RECORDS PROVIDED:
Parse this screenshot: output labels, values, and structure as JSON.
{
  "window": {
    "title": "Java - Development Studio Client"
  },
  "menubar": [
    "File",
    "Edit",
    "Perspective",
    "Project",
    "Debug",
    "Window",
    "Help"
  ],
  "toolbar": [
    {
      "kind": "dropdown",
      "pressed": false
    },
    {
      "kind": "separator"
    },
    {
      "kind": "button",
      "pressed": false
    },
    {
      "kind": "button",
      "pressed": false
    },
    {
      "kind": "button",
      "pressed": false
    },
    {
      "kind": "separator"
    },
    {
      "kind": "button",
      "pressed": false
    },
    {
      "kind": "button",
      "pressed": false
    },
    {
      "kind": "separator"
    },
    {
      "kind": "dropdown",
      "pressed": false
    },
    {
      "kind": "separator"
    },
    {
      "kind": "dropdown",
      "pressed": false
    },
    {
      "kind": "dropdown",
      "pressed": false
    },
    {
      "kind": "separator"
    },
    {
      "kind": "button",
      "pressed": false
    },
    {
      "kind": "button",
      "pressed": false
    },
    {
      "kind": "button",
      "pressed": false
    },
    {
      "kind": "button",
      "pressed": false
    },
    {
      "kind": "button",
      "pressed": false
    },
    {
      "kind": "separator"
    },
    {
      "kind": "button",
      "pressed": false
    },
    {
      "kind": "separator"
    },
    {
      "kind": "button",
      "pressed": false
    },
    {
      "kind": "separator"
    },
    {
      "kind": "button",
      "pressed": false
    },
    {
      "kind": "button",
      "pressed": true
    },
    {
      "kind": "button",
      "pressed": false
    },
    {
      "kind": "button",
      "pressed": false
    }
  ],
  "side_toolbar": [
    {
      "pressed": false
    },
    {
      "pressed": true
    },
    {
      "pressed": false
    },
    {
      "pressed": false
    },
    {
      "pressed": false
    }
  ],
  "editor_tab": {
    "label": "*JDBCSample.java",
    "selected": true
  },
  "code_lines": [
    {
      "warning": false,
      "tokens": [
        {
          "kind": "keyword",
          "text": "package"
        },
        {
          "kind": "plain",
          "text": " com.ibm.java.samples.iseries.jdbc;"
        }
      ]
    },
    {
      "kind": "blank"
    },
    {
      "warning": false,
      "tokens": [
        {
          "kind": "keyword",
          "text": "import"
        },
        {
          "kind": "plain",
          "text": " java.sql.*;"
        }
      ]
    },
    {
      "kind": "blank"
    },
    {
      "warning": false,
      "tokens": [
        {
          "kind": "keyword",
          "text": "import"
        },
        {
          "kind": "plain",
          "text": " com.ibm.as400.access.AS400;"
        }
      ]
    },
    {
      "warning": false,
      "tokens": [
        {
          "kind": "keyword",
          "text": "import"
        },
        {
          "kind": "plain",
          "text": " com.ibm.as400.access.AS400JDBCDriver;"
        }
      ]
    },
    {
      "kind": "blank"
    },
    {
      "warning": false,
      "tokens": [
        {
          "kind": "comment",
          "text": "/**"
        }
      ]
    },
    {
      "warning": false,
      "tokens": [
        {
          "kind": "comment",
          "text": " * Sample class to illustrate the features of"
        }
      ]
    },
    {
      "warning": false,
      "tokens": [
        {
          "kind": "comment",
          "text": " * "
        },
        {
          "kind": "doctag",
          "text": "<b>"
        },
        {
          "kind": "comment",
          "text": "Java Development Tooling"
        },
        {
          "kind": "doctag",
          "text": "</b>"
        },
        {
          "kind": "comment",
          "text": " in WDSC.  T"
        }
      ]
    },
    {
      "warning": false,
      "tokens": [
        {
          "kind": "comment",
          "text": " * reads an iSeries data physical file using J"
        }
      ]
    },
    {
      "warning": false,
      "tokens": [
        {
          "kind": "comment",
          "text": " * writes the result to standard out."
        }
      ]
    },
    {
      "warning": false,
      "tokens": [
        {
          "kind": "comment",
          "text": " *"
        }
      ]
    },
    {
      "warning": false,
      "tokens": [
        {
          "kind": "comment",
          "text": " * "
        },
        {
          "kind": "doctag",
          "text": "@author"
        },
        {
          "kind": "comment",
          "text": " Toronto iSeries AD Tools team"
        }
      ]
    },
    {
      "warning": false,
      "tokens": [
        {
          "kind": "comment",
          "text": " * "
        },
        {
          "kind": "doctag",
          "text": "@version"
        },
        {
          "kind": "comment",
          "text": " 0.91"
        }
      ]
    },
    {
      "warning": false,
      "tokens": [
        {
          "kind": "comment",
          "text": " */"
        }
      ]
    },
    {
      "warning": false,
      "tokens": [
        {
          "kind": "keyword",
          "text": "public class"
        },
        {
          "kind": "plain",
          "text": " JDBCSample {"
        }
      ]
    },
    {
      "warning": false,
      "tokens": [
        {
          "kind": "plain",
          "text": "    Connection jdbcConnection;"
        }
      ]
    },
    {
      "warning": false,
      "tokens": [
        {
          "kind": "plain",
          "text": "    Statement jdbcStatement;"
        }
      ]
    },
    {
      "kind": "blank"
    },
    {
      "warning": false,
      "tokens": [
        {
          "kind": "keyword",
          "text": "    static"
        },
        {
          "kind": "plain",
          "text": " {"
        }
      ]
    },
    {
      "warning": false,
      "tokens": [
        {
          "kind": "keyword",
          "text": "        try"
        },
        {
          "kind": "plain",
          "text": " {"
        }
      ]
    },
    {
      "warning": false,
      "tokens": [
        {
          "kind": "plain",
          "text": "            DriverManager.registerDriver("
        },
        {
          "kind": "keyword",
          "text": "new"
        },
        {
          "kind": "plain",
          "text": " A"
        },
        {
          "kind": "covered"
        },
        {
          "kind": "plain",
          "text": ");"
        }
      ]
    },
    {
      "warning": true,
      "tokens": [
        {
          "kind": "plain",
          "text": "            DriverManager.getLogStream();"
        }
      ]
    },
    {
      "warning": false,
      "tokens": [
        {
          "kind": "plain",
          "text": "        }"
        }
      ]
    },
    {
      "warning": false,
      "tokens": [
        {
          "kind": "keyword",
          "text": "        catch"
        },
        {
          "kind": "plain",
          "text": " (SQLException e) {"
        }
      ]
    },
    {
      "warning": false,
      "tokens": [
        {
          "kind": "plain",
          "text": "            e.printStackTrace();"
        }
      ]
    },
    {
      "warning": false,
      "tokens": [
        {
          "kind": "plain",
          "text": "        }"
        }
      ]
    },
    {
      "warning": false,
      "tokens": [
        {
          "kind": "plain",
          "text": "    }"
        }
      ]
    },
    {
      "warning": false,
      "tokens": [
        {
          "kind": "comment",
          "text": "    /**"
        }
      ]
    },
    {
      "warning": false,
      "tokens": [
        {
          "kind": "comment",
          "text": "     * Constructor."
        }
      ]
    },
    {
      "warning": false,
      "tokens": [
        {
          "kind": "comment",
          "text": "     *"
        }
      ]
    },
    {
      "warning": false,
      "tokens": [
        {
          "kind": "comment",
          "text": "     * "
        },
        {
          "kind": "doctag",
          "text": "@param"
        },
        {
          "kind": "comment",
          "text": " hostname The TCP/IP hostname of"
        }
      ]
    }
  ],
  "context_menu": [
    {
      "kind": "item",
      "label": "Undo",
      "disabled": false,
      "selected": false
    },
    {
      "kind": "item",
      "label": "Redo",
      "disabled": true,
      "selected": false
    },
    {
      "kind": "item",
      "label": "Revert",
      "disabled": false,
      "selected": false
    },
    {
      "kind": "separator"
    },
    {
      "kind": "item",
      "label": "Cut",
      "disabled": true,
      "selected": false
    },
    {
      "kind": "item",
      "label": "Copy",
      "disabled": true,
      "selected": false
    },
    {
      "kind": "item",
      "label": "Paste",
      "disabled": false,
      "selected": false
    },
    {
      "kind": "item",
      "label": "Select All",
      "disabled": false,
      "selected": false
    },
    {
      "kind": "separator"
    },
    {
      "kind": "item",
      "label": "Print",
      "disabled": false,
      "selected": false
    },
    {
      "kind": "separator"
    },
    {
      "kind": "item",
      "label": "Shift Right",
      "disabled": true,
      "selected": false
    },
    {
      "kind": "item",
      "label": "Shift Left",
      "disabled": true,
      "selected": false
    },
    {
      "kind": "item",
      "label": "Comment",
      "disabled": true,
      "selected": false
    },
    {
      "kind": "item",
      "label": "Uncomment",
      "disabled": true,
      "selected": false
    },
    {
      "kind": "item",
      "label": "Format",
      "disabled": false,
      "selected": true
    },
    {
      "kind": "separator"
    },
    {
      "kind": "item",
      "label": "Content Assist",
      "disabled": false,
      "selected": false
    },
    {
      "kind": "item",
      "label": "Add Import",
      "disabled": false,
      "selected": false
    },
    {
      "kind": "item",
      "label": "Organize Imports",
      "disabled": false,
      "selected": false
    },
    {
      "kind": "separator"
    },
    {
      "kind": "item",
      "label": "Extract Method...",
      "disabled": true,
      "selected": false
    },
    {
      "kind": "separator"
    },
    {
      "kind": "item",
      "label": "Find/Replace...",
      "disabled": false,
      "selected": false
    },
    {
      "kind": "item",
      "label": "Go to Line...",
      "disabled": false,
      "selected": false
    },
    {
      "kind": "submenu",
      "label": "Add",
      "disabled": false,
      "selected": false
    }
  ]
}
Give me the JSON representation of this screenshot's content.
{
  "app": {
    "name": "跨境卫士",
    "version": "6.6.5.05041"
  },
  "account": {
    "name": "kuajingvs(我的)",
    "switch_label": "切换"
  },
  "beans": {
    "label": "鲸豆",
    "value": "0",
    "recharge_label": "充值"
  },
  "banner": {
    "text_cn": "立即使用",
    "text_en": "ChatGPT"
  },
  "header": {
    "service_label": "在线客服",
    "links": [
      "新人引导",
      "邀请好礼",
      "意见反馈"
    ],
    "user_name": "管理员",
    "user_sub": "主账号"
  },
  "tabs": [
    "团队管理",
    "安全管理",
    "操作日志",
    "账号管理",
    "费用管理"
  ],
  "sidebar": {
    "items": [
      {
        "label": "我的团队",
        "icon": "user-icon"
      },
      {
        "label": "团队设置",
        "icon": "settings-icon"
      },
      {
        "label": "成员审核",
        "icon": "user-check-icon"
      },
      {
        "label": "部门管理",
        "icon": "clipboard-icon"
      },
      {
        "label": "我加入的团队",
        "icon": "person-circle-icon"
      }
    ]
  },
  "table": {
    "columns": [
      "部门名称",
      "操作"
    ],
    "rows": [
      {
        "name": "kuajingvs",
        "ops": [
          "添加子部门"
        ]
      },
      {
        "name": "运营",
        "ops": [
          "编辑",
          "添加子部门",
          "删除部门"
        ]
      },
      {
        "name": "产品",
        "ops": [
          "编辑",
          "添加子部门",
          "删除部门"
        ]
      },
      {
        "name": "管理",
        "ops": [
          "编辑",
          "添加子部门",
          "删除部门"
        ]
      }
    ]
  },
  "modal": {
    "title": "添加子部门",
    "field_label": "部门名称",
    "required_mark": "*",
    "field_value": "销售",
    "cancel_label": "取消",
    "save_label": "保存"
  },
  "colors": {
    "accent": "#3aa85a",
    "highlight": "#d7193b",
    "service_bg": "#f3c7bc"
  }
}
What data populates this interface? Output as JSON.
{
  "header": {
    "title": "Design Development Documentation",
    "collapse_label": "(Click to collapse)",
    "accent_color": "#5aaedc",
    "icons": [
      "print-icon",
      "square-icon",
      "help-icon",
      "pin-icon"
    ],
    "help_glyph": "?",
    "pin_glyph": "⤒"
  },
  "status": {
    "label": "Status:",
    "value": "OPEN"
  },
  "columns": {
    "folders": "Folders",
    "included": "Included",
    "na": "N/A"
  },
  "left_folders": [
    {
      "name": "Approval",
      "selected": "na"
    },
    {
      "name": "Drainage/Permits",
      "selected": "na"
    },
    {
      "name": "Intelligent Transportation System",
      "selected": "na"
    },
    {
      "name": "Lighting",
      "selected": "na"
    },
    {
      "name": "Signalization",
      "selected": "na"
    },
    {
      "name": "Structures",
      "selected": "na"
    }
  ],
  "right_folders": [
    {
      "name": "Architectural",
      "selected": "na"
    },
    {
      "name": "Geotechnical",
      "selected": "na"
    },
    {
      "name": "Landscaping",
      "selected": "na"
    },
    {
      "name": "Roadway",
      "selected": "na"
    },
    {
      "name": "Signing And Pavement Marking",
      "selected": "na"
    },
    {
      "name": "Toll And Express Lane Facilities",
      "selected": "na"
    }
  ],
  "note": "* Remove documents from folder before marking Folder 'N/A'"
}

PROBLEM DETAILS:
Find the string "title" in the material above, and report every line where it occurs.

TASK SOLUTION:
    "title": "Java - Development Studio Client"
    "title": "添加子部门",
    "title": "Design Development Documentation",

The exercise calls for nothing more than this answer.